I’ve Always Supported Tottenham

by | 8 Aug 2011

If you’re tempted to listen to BBC5 this morning for some coverage of the London riots, don’t. I made that mistake and was barraged by racist callers spouting off false facts and being moderated by a patronising school ma’am announcer who consistently referred to those involved in the riots as ‘the hooligans’.

When I was reading the Guardian’s initial reports on the tottenham riots late friday night, what struck me was that they referred to Mark Duggan, the man who police shot dead the night before, simply as ‘a father of four’. Had Mark been on the other side of a lethal gun shot there is no doubt the media would have been reporting that a black man had shot someone dead on the high street, but in this case I had to independently research to confirm my strong suspicion that he wasn’t white.

Mark Duggan was indeed a man of colour. It is still unclear why he was being arrested, let alone why police shot him twice in the head. Initial ballistic tests suggest that the ‘he shot at us first’ story suggested by police is about as reliable as the ‘we found Ian Tomlinson on the ground and tried to help him but protesters were stopping us’ story that the met released in the wake of the 2009 G20. Ian Tomlinson was a working class white man – his family is still fighting for some kind of justice from the state. Having received an unlawful killing verdict from a coronial jury this May and a promise of a manslaughter charge against the police officer who shoved Tomlinson to the ground, they are really not doing too badly. By comparison the family of Sean Rigg, a black man who died in police custody in Brixton in 2008 while being ‘restrained’ for mental health issues, are still waiting for the initial coronial inquiry to take place.

According to Inquest there have been 174 black and ethnic minority deaths in police custody or immediately following police contact in England and Wales since 1993. These deaths are occurring in the pre-arrest and arrest phase, so long before the suspects have actually been tried for the alleged offence. (Not that there is any reason to put much faith in the trial process. Britain’s prisons, like those of its ex-colonies, are still disproportionately filled with people of colour.)

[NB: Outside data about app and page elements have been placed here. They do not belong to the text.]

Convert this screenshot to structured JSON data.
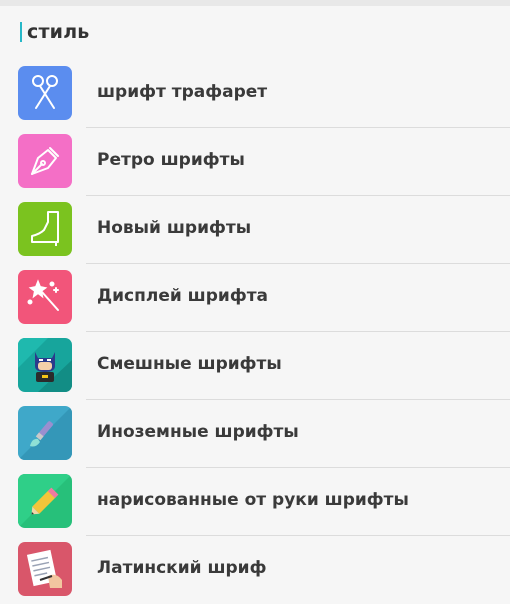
{
  "section": {
    "title": "стиль"
  },
  "items": [
    {
      "label": "шрифт трафарет",
      "color": "#5b8def",
      "icon": "scissors-icon"
    },
    {
      "label": "Ретро шрифты",
      "color": "#f46fc6",
      "icon": "pen-nib-icon"
    },
    {
      "label": "Новый шрифты",
      "color": "#7bc31f",
      "icon": "boot-icon"
    },
    {
      "label": "Дисплей шрифта",
      "color": "#f2557a",
      "icon": "magic-wand-icon"
    },
    {
      "label": "Смешные шрифты",
      "color": "#17a59c",
      "icon": "batman-icon"
    },
    {
      "label": "Иноземные шрифты",
      "color": "#3fa8c9",
      "icon": "paintbrush-icon"
    },
    {
      "label": "нарисованные от руки шрифты",
      "color": "#27c07a",
      "icon": "pencil-icon"
    },
    {
      "label": "Латинский шриф",
      "color": "#d9566a",
      "icon": "writing-hand-icon"
    }
  ]
}
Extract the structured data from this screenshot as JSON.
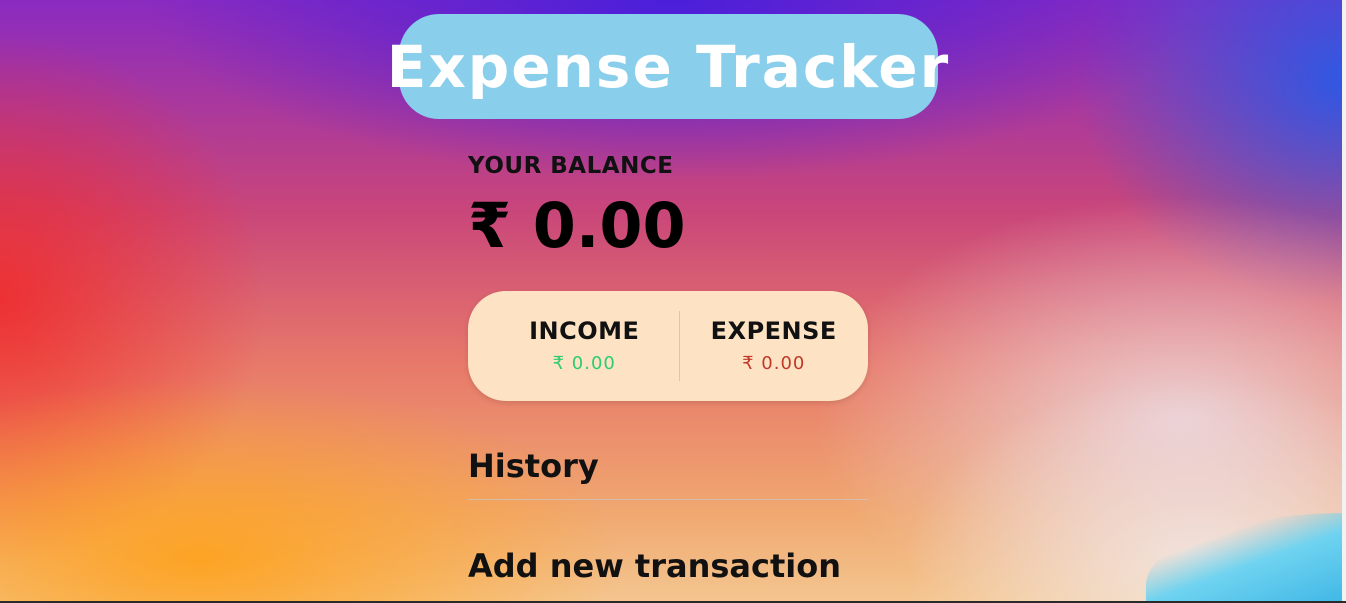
{
  "app": {
    "title": "Expense Tracker"
  },
  "balance": {
    "label": "YOUR BALANCE",
    "amount": "₹ 0.00"
  },
  "income": {
    "label": "INCOME",
    "amount": "₹ 0.00",
    "color": "#2ecc71"
  },
  "expense": {
    "label": "EXPENSE",
    "amount": "₹ 0.00",
    "color": "#c0392b"
  },
  "history": {
    "heading": "History"
  },
  "add_transaction": {
    "heading": "Add new transaction"
  },
  "colors": {
    "title_pill": "#89ceeb",
    "card_bg": "#fde3c4"
  }
}
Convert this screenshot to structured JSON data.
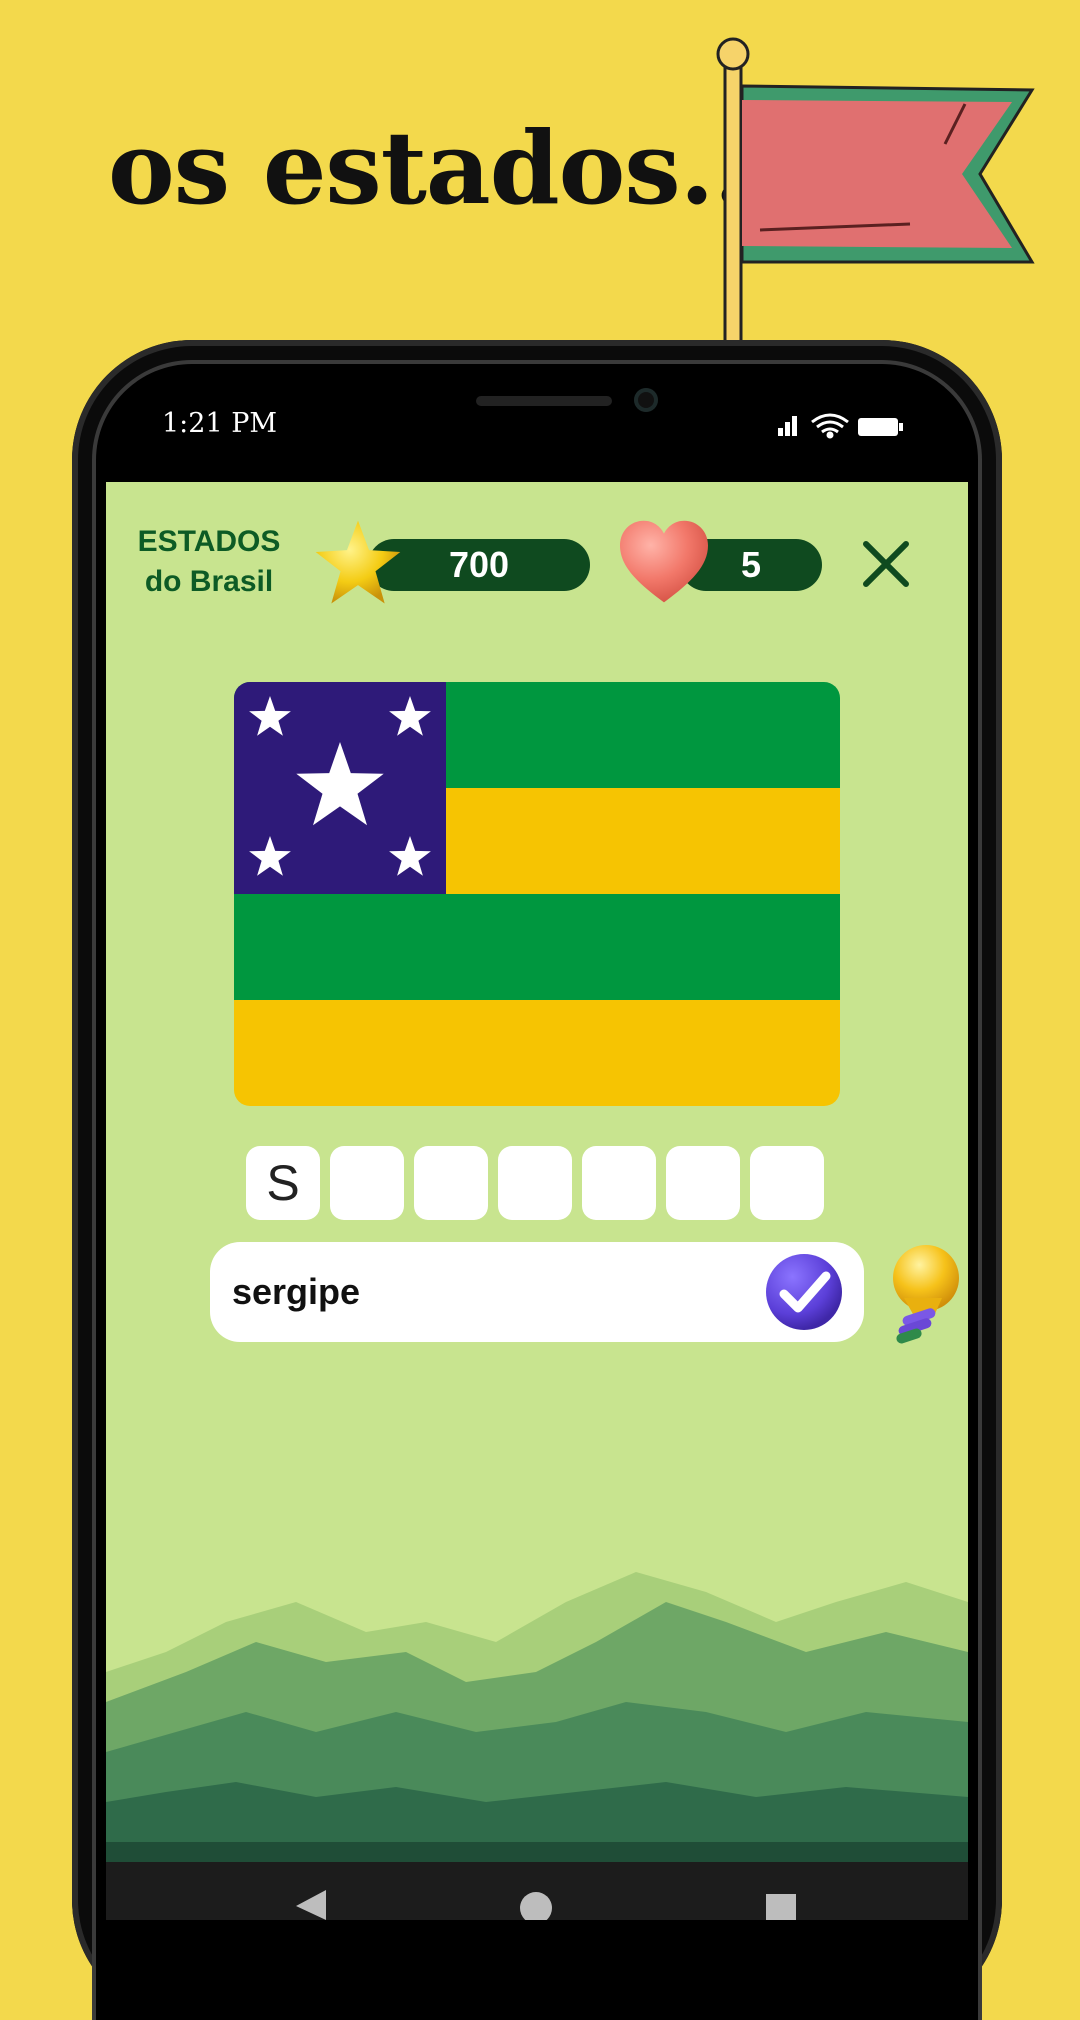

Predictably, there is in the media a strong normative divide being encouraged between the family of Mark Duggan, who are allowed to ask for justice, and the feral hooligan youth, who have no genuine politics and simply want to loot stores for new sneakers. So the anger of the family is legitimate and the anger of ‘the youths’ is not. What this narrative of course misses is that unlike the ConDem’s bullshit ‘big britain’, most of the black residents of Haringey are in fact in it together, not in the sense that they form some romanticised version of ‘community’ but in the sense that they are systematically impoverished, killed, harrassed and then ignored by the state. They are not stealing tins of beans from aldi and nikes from JD sports to take home and add to their stockpiles of waitrose caviar and designer brogues.

The riots spread to other poor areas of London over night. Let’s see what the next few days bring. As my friend Roz said on Friday, I’ve always supported Tottenham.


1 Comment

  1. love your work Sarah. Have read your stuff on undergrad essays I’ve done for ‘postcolonialist’ legal structures for Legal Theory etc in Aus.

    How people manage not to scratch the surface or widen the lens is beyond me. I guess it just continues that racism, if people can sincerely characterise economically and socially disadvantaged people of colour in England as just ‘hooligans’. Get a grip people! Again, thanks for your commentary, Sarah.


Submit a Comment

Your email address will not be published. Required fields are marked *

This site uses Akismet to reduce spam. Learn how your comment data is processed.


Join 4,680 other subscribers

We respect your privacy.


*fair access = access according to ability to pay
on a sliding scale down to zero.



Publish your article with us and get read by the largest community of critical legal scholars, with over 4500 subscribers.